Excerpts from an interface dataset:
------
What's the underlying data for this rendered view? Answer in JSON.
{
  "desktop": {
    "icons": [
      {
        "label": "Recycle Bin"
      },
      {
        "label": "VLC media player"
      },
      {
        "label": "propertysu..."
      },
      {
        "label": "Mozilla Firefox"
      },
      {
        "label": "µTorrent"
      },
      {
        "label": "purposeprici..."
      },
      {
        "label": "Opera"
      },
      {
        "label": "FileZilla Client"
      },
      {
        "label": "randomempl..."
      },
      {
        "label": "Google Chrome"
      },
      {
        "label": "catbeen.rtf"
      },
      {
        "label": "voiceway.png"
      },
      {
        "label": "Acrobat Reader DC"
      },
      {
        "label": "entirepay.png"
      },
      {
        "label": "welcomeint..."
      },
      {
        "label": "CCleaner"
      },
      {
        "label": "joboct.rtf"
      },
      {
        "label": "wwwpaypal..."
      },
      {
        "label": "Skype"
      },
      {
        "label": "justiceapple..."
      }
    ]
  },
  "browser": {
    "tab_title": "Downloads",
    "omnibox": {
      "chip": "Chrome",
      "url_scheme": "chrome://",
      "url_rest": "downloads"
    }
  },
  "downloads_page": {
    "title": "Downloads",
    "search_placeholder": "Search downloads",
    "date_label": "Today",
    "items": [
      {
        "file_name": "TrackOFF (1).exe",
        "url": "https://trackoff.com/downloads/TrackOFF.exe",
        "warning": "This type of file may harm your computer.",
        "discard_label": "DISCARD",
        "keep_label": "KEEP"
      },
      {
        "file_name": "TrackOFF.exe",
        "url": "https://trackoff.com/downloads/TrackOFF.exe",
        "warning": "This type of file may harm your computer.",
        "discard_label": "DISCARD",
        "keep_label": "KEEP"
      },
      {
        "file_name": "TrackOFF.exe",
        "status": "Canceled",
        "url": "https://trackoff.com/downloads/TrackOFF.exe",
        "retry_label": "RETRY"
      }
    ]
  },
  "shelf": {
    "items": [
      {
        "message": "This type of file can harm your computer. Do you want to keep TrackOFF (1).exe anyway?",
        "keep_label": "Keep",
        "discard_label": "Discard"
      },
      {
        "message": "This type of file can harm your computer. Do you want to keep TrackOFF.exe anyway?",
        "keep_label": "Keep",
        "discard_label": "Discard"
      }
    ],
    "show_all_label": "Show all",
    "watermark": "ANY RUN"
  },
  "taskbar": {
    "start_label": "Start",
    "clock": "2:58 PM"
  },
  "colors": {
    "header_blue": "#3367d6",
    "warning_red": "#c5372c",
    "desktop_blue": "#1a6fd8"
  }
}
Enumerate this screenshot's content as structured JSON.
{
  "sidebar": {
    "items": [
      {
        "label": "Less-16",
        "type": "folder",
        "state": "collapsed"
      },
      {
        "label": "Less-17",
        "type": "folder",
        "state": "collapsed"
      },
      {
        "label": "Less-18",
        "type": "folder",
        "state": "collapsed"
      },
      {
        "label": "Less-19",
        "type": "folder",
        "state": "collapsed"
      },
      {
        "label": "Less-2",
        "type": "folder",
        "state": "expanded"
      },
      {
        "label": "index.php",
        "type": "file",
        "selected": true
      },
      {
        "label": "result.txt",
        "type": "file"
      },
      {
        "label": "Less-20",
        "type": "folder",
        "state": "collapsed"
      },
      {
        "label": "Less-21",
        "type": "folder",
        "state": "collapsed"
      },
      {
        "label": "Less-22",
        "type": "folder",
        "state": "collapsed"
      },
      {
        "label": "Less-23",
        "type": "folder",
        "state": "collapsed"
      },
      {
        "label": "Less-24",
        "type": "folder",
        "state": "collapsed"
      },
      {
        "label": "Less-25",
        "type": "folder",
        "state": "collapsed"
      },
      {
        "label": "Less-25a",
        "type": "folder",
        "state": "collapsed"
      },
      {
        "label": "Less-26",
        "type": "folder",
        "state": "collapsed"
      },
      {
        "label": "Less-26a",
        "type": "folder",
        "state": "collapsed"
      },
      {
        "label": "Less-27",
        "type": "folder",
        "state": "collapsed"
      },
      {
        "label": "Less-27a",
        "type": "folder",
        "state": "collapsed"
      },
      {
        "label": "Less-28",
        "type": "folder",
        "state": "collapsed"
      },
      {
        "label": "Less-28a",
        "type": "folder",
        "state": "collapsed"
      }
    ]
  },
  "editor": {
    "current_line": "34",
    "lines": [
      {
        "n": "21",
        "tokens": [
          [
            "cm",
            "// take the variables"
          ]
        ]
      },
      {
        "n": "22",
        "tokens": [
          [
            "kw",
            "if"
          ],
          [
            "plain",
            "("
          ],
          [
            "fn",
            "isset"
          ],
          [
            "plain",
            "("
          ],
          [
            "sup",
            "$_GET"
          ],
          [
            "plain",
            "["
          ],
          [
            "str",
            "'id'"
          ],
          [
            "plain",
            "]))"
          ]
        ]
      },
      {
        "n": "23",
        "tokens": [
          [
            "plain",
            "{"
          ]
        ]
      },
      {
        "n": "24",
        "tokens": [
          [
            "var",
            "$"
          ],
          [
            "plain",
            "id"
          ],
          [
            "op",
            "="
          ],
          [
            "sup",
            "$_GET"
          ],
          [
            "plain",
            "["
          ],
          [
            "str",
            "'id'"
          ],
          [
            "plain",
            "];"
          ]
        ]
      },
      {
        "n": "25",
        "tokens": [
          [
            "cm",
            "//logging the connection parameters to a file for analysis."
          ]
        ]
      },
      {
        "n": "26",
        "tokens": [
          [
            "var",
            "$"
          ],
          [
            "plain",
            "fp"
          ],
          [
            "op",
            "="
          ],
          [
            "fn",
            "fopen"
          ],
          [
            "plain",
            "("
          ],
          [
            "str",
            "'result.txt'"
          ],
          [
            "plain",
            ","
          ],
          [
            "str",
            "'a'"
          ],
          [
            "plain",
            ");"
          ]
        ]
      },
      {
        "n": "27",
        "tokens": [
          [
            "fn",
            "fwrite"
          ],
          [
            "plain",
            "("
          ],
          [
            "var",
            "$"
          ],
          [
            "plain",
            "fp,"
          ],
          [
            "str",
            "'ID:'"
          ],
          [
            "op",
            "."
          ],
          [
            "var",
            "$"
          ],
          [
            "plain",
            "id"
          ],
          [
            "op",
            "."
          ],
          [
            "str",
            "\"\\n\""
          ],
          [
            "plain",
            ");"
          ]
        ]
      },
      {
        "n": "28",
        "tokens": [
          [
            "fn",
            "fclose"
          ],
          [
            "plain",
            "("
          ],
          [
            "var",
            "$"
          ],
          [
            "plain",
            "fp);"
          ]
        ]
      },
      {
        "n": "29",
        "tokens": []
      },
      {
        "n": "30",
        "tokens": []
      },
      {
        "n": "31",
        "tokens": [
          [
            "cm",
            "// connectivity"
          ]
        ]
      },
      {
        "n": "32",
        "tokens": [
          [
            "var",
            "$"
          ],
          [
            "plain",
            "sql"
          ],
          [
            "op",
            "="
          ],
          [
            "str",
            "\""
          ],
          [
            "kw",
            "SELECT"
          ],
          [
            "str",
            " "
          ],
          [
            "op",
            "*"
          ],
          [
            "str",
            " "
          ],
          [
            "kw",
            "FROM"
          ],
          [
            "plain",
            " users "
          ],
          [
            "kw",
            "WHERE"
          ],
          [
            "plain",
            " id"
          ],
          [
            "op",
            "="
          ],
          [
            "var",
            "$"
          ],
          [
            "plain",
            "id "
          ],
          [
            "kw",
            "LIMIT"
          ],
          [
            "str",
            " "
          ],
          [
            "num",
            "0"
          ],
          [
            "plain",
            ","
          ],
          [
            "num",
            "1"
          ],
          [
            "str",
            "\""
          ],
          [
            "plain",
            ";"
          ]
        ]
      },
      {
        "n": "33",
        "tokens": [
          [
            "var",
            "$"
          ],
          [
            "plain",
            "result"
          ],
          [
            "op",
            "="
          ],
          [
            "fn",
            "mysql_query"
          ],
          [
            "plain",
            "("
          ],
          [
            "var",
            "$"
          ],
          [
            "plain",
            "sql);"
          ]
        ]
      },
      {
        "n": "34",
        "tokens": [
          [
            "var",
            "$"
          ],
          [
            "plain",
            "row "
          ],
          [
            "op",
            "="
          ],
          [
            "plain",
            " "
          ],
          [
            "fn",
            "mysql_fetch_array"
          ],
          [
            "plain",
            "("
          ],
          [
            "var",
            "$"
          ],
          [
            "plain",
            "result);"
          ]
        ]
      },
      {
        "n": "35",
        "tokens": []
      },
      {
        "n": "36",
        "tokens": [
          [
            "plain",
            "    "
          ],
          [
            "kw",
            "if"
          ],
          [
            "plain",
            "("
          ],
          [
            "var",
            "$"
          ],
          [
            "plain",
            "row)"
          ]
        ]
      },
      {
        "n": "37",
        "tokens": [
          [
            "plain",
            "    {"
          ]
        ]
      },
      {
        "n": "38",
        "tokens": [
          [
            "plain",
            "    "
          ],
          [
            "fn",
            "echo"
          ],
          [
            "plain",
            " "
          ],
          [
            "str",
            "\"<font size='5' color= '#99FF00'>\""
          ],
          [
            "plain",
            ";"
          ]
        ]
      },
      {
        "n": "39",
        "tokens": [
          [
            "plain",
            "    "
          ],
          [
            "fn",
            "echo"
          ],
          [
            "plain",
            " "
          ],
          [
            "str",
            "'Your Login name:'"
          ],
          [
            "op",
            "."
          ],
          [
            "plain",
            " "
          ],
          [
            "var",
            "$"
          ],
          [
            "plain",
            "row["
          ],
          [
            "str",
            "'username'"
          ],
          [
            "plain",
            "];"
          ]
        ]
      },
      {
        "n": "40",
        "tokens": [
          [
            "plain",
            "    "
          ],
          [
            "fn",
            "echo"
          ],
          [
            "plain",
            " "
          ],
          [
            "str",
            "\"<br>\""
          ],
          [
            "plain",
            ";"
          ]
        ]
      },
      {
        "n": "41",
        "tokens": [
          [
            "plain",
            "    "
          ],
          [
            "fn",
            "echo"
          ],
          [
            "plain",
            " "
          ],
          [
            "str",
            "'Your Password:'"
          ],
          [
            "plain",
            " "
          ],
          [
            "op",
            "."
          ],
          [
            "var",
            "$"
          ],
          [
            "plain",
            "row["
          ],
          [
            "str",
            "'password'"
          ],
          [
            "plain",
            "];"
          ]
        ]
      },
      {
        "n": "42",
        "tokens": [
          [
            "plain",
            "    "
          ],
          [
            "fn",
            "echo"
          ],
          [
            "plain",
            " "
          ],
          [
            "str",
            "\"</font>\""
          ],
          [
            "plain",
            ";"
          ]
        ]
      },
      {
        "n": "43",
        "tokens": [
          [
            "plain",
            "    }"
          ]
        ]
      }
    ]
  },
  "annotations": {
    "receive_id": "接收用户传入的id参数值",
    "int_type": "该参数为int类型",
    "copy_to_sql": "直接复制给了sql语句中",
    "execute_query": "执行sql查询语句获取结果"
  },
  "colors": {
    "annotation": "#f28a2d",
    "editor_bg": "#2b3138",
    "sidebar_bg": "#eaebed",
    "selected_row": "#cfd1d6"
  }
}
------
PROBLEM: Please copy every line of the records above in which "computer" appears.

SOLUTION BELOW:
        "warning": "This type of file may harm your computer.",
        "warning": "This type of file may harm your computer.",
        "message": "This type of file can harm your computer. Do you want to keep TrackOFF (1).exe anyway?",
        "message": "This type of file can harm your computer. Do you want to keep TrackOFF.exe anyway?",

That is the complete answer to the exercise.